Increase Event Attendance by Increasing Web Traffic

Three things to keep in mind about your event prospects’ expectations when they land on your website.

Author: Michael Engard       

website analytics dashboard

A quality website that provides your audience with key attributes that bring them back often will serve another function: marketing your events.

The last two decades have seen the rise of mobile devices, app stores, and social media. Yet the web remains the backbone of the internet — and, likely, your attendee acquisition campaign. Here are a few of the most important qualities of a website that your event prospects will expect.

1. Your website looks good — everywhere.

There’s a lot of competition for users’ attention, and a digital experience that respects time and taste is likely to be rewarded. Your visitors will judge your event’s credibility and value based on website design, speed, readability, simplicity, aesthetics, and consistency in experience from screen to screen. With so much website traffic coming from mobile devices (which come in a diverse range of sizes and shapes), developing smart, organic design patterns that adapt to fit any screen is key.

But your event site’s beautiful, well-conceived design will only matter if your prospects get a chance to see it. Visitors now expect a website to be loaded and ready to use within two seconds, or they will be tempted to give up and move on. Users also expect a rich multimedia experience on the web — video, interactive animations, and high-resolution images have become baseline requirements for a website to meet professional standards. It’s more important than ever to optimize large media files to minimize download time and to use tools like content-delivery nodes (CDNs) and “lazy loading,” which allow your website to load in stages and reach the critical threshold of usability while your large media assets are still on the way.

2. Your website is more than a pile of documents. It’s a source of truth.

When you think of using a website, you probably imagine clicking on a hyperlink, opening your web browser of choice, and navigating from one page to another. But underneath this surface-level experience is a larger world of services and capabilities that are just as important as what you see on the screen.

That includes the hidden metadata that teach platforms like Facebook and Google how to read, segment, and promote your site’s pages. But it also means leveraging the power of your website’s content management system (CMS) to create semantic content: structured collections of meaningful data points that can be put together in different ways for different contexts.

For adherents of the “create once, publish everywhere” school of thought, this strategy is indispensable. Write up a bio for your event’s keynote speaker, for example, and then sit back as your site funnels that text directly into a feature slot on your homepage, a callout box on your event calendar, and a story item in your next email newsletter.

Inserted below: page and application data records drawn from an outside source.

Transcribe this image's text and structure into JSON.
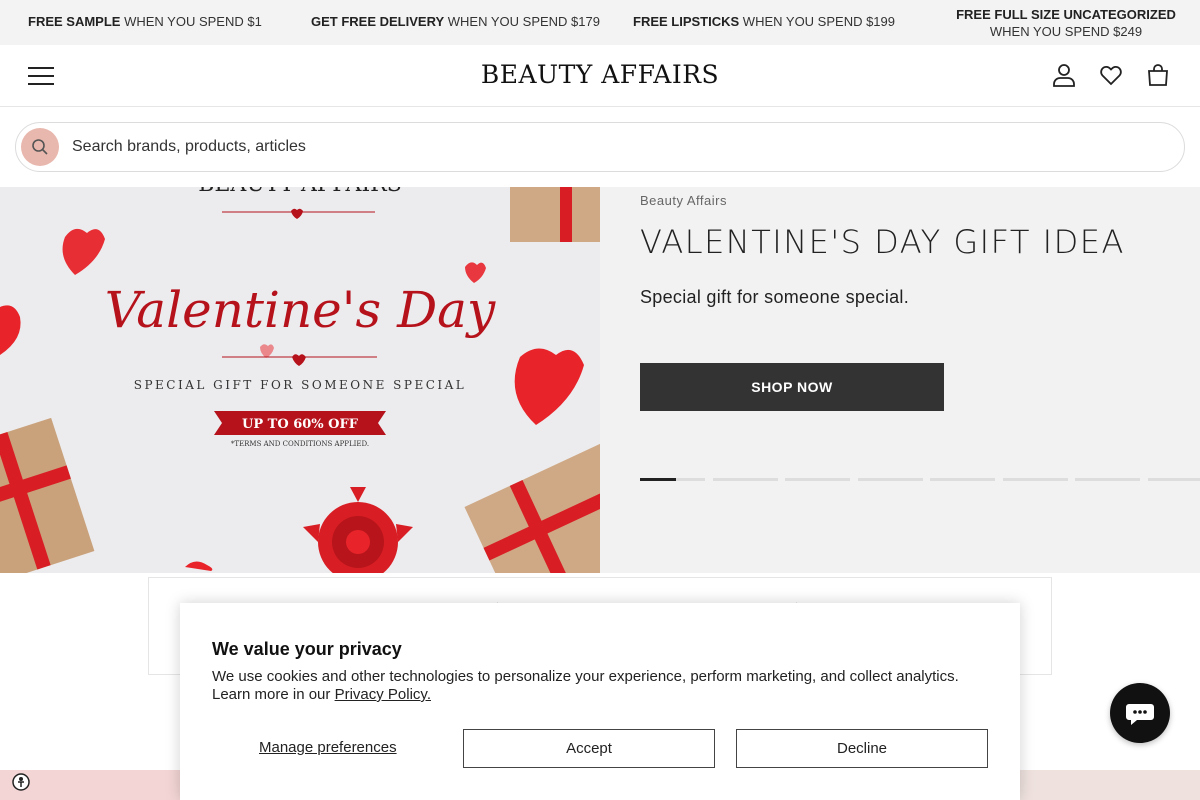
{
  "promo_bar": {
    "items": [
      {
        "bold": "FREE SAMPLE",
        "rest": " WHEN YOU SPEND $1"
      },
      {
        "bold": "GET FREE DELIVERY",
        "rest": " WHEN YOU SPEND $179"
      },
      {
        "bold": "FREE LIPSTICKS",
        "rest": " WHEN YOU SPEND $199"
      },
      {
        "bold": "FREE FULL SIZE UNCATEGORIZED",
        "rest": " WHEN YOU SPEND $249"
      }
    ]
  },
  "header": {
    "logo": "BEAUTY AFFAIRS",
    "icons": [
      "menu-icon",
      "account-icon",
      "heart-icon",
      "bag-icon"
    ]
  },
  "search": {
    "placeholder": "Search brands, products, articles"
  },
  "hero": {
    "image": {
      "brand_text": "BEAUTY AFFAIRS",
      "headline": "Valentine's Day",
      "tagline": "SPECIAL GIFT FOR SOMEONE SPECIAL",
      "offer": "UP TO 60% OFF",
      "terms": "*TERMS AND CONDITIONS APPLIED."
    },
    "brand": "Beauty Affairs",
    "title": "VALENTINE'S DAY GIFT IDEA",
    "subtitle": "Special gift for someone special.",
    "cta": "SHOP NOW",
    "slides_total": 8,
    "active_slide": 1
  },
  "cookie_modal": {
    "title": "We value your privacy",
    "text": "We use cookies and other technologies to personalize your experience, perform marketing, and collect analytics. Learn more in our ",
    "link": "Privacy Policy.",
    "manage": "Manage preferences",
    "accept": "Accept",
    "decline": "Decline"
  },
  "colors": {
    "accent_pink": "#e8b7ad",
    "button_dark": "#333333",
    "valentine_red": "#b5121b"
  }
}
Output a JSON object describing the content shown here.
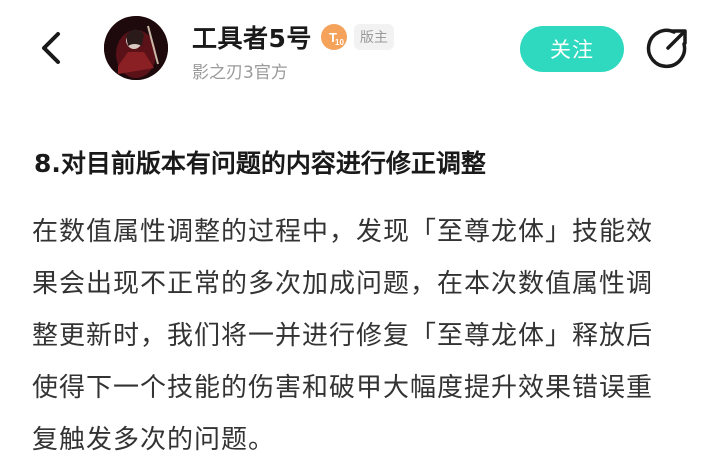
{
  "header": {
    "username": "工具者5号",
    "level_badge": "10",
    "role_badge": "版主",
    "subtitle": "影之刃3官方",
    "follow_label": "关注",
    "icons": {
      "back": "chevron-left-icon",
      "share": "share-icon"
    },
    "colors": {
      "follow_bg": "#2fd9bf",
      "level_badge": "#f5a25a"
    }
  },
  "post": {
    "heading": "8.对目前版本有问题的内容进行修正调整",
    "body": "在数值属性调整的过程中，发现「至尊龙体」技能效果会出现不正常的多次加成问题，在本次数值属性调整更新时，我们将一并进行修复「至尊龙体」释放后使得下一个技能的伤害和破甲大幅度提升效果错误重复触发多次的问题。"
  }
}
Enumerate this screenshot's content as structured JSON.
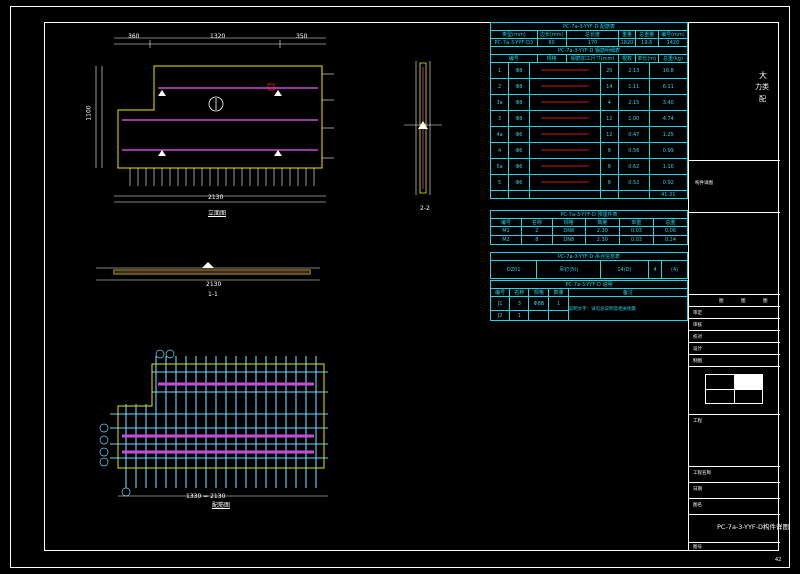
{
  "drawing": {
    "plan_label": "立面图",
    "section_1_1_label": "1-1",
    "section_2_2_label": "2-2",
    "rebar_plan_label": "配筋图",
    "plan_dim_total": "2130",
    "plan_dim_parts": [
      "360",
      "1320",
      "350"
    ],
    "plan_height_dim": "1100",
    "section_dim": "2130",
    "rebar_dim": "1330 = 2130"
  },
  "tables": {
    "rebar_table_title": "PC-7a-3-YYF-D 配筋表",
    "rebar_header": [
      "类型(mm)",
      "边长(mm)",
      "总长度",
      "重量",
      "总重量",
      "编号(mm)"
    ],
    "rebar_summary_row": [
      "PC-7a-3-YYF-D3",
      "60",
      "170",
      "1820",
      "19.6",
      "1420"
    ],
    "rebar_detail_title": "PC-7a-3-YYF-D 钢筋明细表",
    "rebar_detail_header": [
      "编号",
      "规格",
      "钢筋加工尺寸(mm)",
      "根数",
      "单长(m)",
      "总重(kg)"
    ],
    "rebar_rows": [
      {
        "no": "1",
        "spec": "Φ8",
        "n": "20",
        "len": "2.13",
        "w": "16.8"
      },
      {
        "no": "2",
        "spec": "Φ8",
        "n": "14",
        "len": "1.11",
        "w": "6.11"
      },
      {
        "no": "3a",
        "spec": "Φ8",
        "n": "4",
        "len": "2.15",
        "w": "3.40"
      },
      {
        "no": "3",
        "spec": "Φ8",
        "n": "12",
        "len": "1.00",
        "w": "4.74"
      },
      {
        "no": "4a",
        "spec": "Φ6",
        "n": "12",
        "len": "0.47",
        "w": "1.25"
      },
      {
        "no": "4",
        "spec": "Φ6",
        "n": "8",
        "len": "0.56",
        "w": "0.99"
      },
      {
        "no": "5a",
        "spec": "Φ6",
        "n": "8",
        "len": "0.62",
        "w": "1.10"
      },
      {
        "no": "5",
        "spec": "Φ6",
        "n": "8",
        "len": "0.52",
        "w": "0.92"
      }
    ],
    "rebar_total": "41.31",
    "embed_title": "PC-7a-3-YYF-D 预埋件表",
    "embed_header": [
      "编号",
      "名称",
      "规格",
      "数量",
      "单重",
      "总重"
    ],
    "embed_rows": [
      [
        "M1",
        "2",
        "DN8",
        "2.30",
        "0.03",
        "0.06"
      ],
      [
        "M2",
        "8",
        "DN8",
        "2.30",
        "0.03",
        "0.24"
      ]
    ],
    "lift_title": "PC-7a-3-YYF-D 吊点信息表",
    "lift_row": [
      "DZ01",
      "吊钉(5t)",
      "14(D)",
      "4",
      "(4)"
    ],
    "note_title": "PC-7a-3-YYF-D 说明",
    "note_header": [
      "编号",
      "名称",
      "规格",
      "数量",
      "备注"
    ],
    "note_rows": [
      [
        "J1",
        "3",
        "Φ8B",
        "1",
        "1"
      ],
      [
        "J2",
        "1",
        "",
        "",
        ""
      ]
    ],
    "note_text": "说明文字：详见总说明及相关图集"
  },
  "title_block": {
    "side_text_1": "大",
    "side_text_2": "力类",
    "side_text_3": "配",
    "side_note": "构件详图",
    "fields": [
      "审定",
      "审核",
      "校对",
      "设计",
      "制图",
      "工程",
      "日期"
    ],
    "header_cells": [
      "图",
      "图",
      "图"
    ],
    "project_label": "工程名称",
    "sheet_label": "图名",
    "drawing_name": "PC-7a-3-YYF-D构件详图",
    "sheet_no_label": "图号",
    "page": "42"
  },
  "colors": {
    "background": "#000000",
    "line": "#ffffff",
    "cyan": "#29d3e6",
    "yellow": "#f2e600",
    "magenta": "#c84bd8",
    "red": "#ff2020",
    "green": "#20e020"
  }
}
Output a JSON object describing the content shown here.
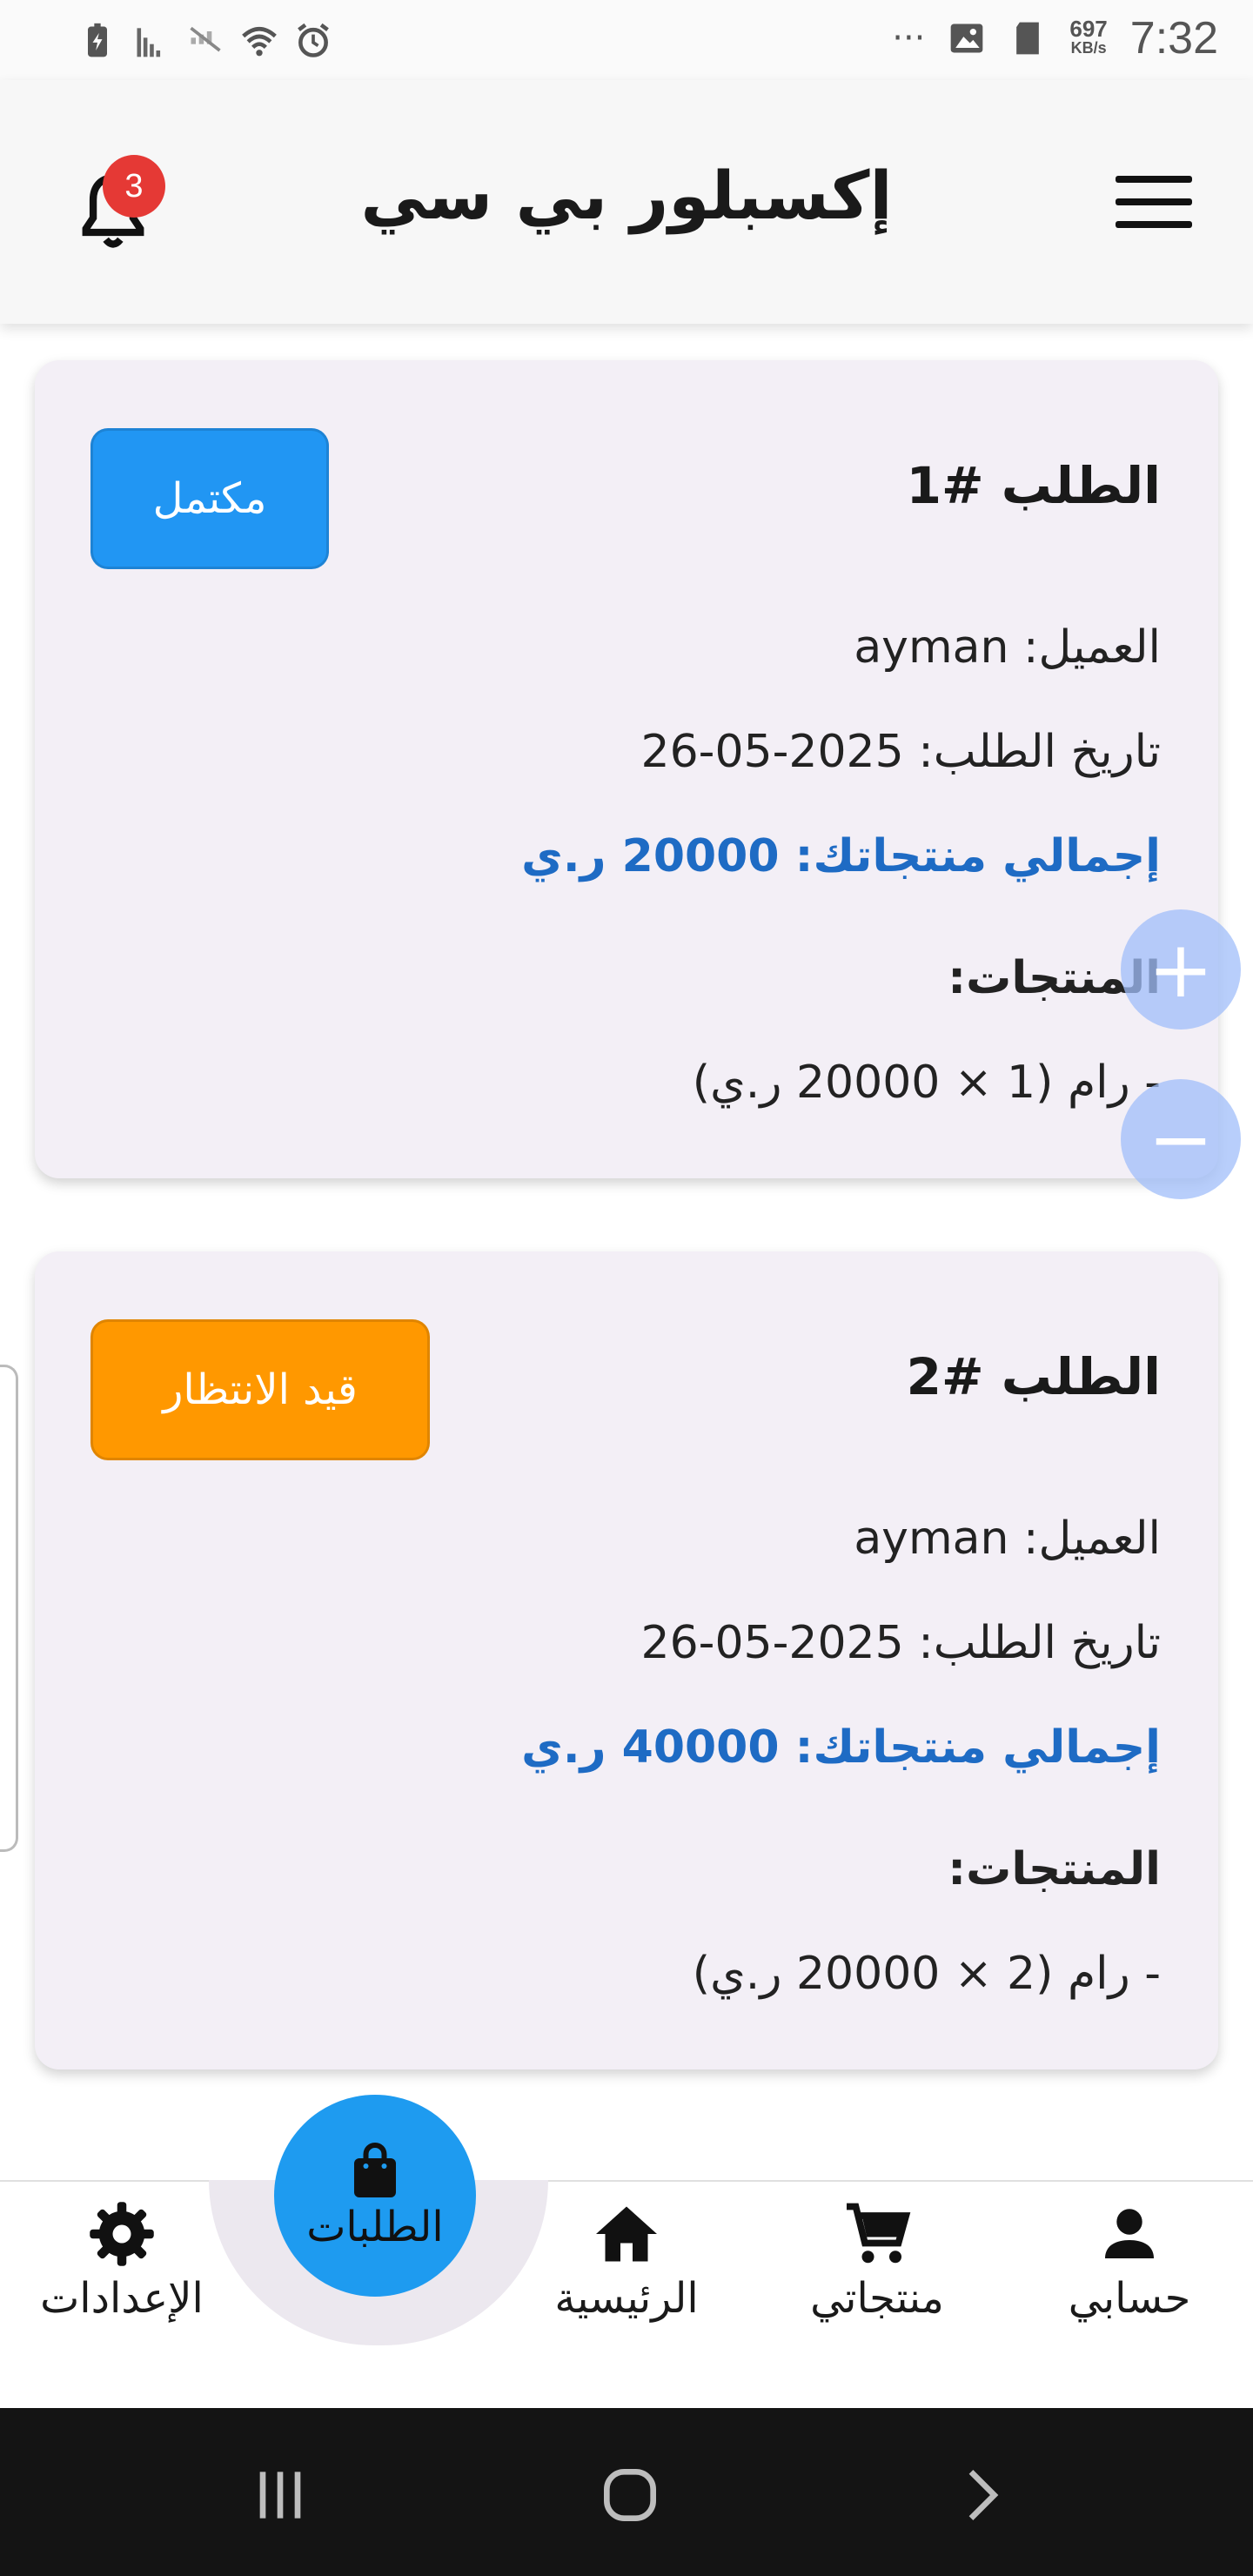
{
  "status_bar": {
    "time": "7:32",
    "speed_value": "697",
    "speed_unit": "KB/s",
    "overflow": "···"
  },
  "app_bar": {
    "title": "إكسبلور بي سي",
    "notification_count": "3"
  },
  "orders": [
    {
      "number": "الطلب #1",
      "status": "مكتمل",
      "status_color": "#2196f3",
      "customer": "العميل: ayman",
      "date": "تاريخ الطلب: 2025-05-26",
      "total_label": "إجمالي منتجاتك:",
      "total_value": "20000",
      "total_currency": "ر.ي",
      "products_label": "المنتجات:",
      "items": [
        "- رام (1 × 20000 ر.ي)"
      ]
    },
    {
      "number": "الطلب #2",
      "status": "قيد الانتظار",
      "status_color": "#ff9800",
      "customer": "العميل: ayman",
      "date": "تاريخ الطلب: 2025-05-26",
      "total_label": "إجمالي منتجاتك:",
      "total_value": "40000",
      "total_currency": "ر.ي",
      "products_label": "المنتجات:",
      "items": [
        "- رام (2 × 20000 ر.ي)"
      ]
    }
  ],
  "zoom": {
    "plus": "+",
    "minus": "−"
  },
  "bottom_nav": {
    "account": "حسابي",
    "products": "منتجاتي",
    "home": "الرئيسية",
    "orders": "الطلبات",
    "settings": "الإعدادات",
    "active": "orders"
  },
  "colors": {
    "accent": "#1e9bf0",
    "total_text": "#1e6bc4",
    "card_bg": "#f3eff6",
    "badge": "#e53935"
  }
}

If your site runs on WordPress or another comparable platform, then it comes with a built-in REST API: a service that allows other web platforms to request and receive the contents of your CMS using software automation. The website — once a single, self-contained publication — now participates in a wider digital ecosystem. A well-designed content system is a force multiplier for your entire institutional toolkit — your mobile apps, social- media accounts, membership database, marketing automation, e-commerce platform, and data analytics suite — giving all of them a central source of standardized information about your organization and events.

3. Your website is for everyone.

Proponents of accessible design have long known that accessibility benefits people who don’t have disabilities as well as people who do. Building ramps for wheelchair users, for instance, also makes life easier for people with bicycles and baby strollers.

This principle holds true for the web, as well. The qualities that make a website accessible to those with visual, cognitive, or motor disabilities — things like strong color contrast, consistent design language, meaningful text descriptions of links and images, transcriptions of audio and video content, and a logical document hierarchy — are also qualities that improve your website experience for every visitor.

These practices even work in favor of your SEO goals. The data attributes that support tools like screen readers, for example, are also valuable indicators for search engines and voice assistants like Siri or Alexa, used by a growing number of people to discover and curate information. By helping these services understand the meaning and context of your web content, you better enable them to deliver it to the most relevant and interested audiences.

If you’re not sure how your site ranks in terms of accessibility or what to even to look for, there is no shortage of tools that can help you quickly scan your site and identify opportunities for improvement. WAVE, a free service maintained by a nonprofit group based at Utah State University, offers a quick and user-friendly way to check any web address against the prevailing WCAG 2.2 standards for web accessibility.

Michael Engard is a web developer and UX/UI specialist at mdg, a marketing and public relations agency specializing in audience acquisition for live and online events.